Gossip about Portraits. By Walter F. Tiffin. (H. G. Bohn.)—If

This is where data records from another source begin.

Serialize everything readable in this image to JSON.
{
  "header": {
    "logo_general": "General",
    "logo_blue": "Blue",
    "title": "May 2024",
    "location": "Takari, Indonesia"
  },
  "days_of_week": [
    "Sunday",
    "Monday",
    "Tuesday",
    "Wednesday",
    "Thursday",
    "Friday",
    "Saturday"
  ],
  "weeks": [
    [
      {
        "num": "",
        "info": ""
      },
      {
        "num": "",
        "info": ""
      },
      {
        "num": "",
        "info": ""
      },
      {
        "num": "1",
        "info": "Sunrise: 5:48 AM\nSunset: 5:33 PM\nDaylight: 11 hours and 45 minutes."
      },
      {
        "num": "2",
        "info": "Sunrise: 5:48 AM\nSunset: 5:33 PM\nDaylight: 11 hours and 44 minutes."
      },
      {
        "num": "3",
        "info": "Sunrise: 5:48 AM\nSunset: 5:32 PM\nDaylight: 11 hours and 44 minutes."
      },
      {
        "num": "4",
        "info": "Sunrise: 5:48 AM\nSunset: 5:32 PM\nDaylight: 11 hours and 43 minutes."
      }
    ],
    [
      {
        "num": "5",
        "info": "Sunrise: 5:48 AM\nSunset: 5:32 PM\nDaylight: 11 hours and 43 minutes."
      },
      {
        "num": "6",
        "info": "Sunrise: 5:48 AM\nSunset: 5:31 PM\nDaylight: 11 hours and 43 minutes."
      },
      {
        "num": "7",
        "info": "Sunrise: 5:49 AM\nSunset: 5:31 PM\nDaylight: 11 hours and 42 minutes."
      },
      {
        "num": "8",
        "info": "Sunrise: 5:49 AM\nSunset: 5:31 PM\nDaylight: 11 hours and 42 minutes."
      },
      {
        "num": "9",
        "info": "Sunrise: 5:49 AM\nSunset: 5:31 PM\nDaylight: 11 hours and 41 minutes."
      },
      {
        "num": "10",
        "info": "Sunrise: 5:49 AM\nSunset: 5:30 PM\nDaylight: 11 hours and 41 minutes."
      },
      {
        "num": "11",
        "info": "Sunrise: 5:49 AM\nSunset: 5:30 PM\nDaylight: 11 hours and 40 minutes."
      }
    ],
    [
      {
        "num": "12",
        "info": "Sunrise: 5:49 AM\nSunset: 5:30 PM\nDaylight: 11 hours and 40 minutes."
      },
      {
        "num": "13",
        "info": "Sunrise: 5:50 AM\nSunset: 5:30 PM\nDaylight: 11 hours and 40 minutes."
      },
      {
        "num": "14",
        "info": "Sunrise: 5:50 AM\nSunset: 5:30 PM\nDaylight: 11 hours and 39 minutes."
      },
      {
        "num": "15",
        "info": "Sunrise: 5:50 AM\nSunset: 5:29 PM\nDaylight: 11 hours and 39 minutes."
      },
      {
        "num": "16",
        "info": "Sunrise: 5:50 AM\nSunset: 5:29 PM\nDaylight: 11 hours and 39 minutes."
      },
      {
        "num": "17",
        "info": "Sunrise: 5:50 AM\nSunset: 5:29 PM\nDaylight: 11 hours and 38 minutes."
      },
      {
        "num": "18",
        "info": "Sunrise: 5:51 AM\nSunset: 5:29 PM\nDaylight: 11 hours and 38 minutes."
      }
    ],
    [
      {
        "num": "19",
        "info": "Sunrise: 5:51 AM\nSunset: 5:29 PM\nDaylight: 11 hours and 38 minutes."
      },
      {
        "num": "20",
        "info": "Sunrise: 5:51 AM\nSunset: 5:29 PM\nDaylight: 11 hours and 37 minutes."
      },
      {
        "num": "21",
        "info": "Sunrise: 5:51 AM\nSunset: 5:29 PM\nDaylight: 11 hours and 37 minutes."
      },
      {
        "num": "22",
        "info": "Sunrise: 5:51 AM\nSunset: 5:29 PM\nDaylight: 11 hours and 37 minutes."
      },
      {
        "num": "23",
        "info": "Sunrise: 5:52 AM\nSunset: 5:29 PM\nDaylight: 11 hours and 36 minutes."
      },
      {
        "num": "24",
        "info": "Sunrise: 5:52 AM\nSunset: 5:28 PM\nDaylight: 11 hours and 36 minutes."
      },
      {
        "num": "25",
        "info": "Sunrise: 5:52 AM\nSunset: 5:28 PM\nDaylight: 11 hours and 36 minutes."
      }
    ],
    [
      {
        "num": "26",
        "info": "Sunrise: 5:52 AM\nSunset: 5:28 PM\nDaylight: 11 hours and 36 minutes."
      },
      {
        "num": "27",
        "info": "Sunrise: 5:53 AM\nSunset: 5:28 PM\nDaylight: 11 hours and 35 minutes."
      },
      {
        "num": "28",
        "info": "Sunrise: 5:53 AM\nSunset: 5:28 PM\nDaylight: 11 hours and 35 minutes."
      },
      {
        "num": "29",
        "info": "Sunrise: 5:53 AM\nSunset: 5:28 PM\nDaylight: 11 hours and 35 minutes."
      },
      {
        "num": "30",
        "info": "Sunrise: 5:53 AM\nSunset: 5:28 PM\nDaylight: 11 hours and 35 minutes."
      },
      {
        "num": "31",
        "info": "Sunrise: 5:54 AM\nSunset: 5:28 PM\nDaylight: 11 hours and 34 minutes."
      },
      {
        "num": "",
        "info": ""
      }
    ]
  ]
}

we mistake not, the author's patronymic was known in the print trade in the days when we went portrait hunting a long time ago. The Earl of Derby's scheme for amassing national portraits for public inspection, which has been crowned with so brilliant a success, has given occasion to this fragmentary book. It might have been a pleasant gossiping résumé of the Exhibition itself, had the author waited till he had been to South Kensington, or had had a catalogue sent down to Salisbury. But this he could not do, and the result is that the errata and addenda have had to be incorporated in the oddest way with the index, includ- ing the discovery of the curious old picture of Sir H. Wyatt in prison, with his cat bringing the diurnal pigeon through the bars, the knight looking as if the pigeon of the previous day had seriously disagreed with him. Most of the stories are familiar to dabblers in literature of that sort, and the book being composed in what Theodore Hook called "the littery style," is rendered useless for want of completeness and arrangement. The object of its production is stated to be the promo- tion of a taste for collecting engraved portraits. But with money at 10 per cent. a recital of the vast sums obtained for prints intrinsically void of interest does not revive that taste in us. Sir Giles Earle 'a aphorism, quoted, like many other stories in this book, apropos of nothing, is more in harmony with our sentiments,—" Jove ! what fine things oysters would be if one could make one's servants live on the shells !"